■ Goal of the exercise ■
Omit the images, then output each of the records below exactly.

# # # #

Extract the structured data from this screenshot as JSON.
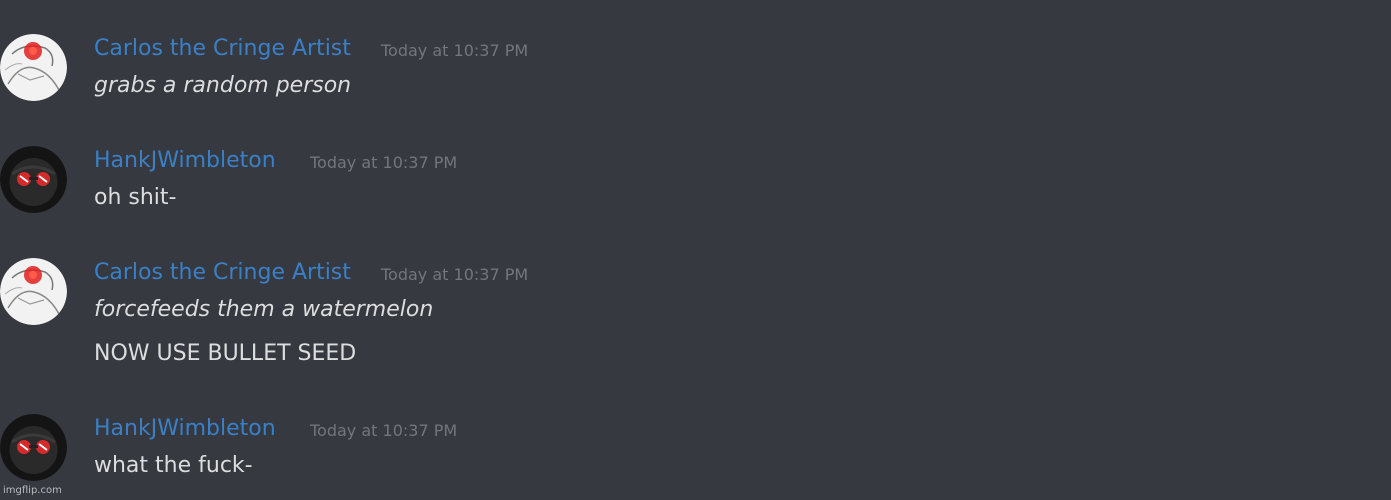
{
  "messages": [
    {
      "author": "Carlos the Cringe Artist",
      "timestamp": "Today at 10:37 PM",
      "avatar_icon": "sketch-character-red-eye-avatar",
      "lines": [
        "grabs a random person"
      ],
      "line_styles": [
        "italic"
      ]
    },
    {
      "author": "HankJWimbleton",
      "timestamp": "Today at 10:37 PM",
      "avatar_icon": "dark-character-red-goggles-avatar",
      "lines": [
        "oh shit-"
      ],
      "line_styles": [
        "normal"
      ]
    },
    {
      "author": "Carlos the Cringe Artist",
      "timestamp": "Today at 10:37 PM",
      "avatar_icon": "sketch-character-red-eye-avatar",
      "lines": [
        "forcefeeds them a watermelon",
        "NOW USE BULLET SEED"
      ],
      "line_styles": [
        "italic",
        "normal"
      ]
    },
    {
      "author": "HankJWimbleton",
      "timestamp": "Today at 10:37 PM",
      "avatar_icon": "dark-character-red-goggles-avatar",
      "lines": [
        "what the fuck-"
      ],
      "line_styles": [
        "normal"
      ]
    }
  ],
  "watermark": "imgflip.com",
  "colors": {
    "background": "#36393f",
    "username": "#3b80c6",
    "timestamp": "#72767d",
    "message_text": "#dcddde"
  }
}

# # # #

■ Solved exercise ■
Extract the structured data from this screenshot as JSON.
{
  "messages": [
    {
      "author": "Carlos the Cringe Artist",
      "timestamp": "Today at 10:37 PM",
      "avatar_icon": "sketch-character-red-eye-avatar",
      "lines": [
        "grabs a random person"
      ],
      "line_styles": [
        "italic"
      ]
    },
    {
      "author": "HankJWimbleton",
      "timestamp": "Today at 10:37 PM",
      "avatar_icon": "dark-character-red-goggles-avatar",
      "lines": [
        "oh shit-"
      ],
      "line_styles": [
        "normal"
      ]
    },
    {
      "author": "Carlos the Cringe Artist",
      "timestamp": "Today at 10:37 PM",
      "avatar_icon": "sketch-character-red-eye-avatar",
      "lines": [
        "forcefeeds them a watermelon",
        "NOW USE BULLET SEED"
      ],
      "line_styles": [
        "italic",
        "normal"
      ]
    },
    {
      "author": "HankJWimbleton",
      "timestamp": "Today at 10:37 PM",
      "avatar_icon": "dark-character-red-goggles-avatar",
      "lines": [
        "what the fuck-"
      ],
      "line_styles": [
        "normal"
      ]
    }
  ],
  "watermark": "imgflip.com",
  "colors": {
    "background": "#36393f",
    "username": "#3b80c6",
    "timestamp": "#72767d",
    "message_text": "#dcddde"
  }
}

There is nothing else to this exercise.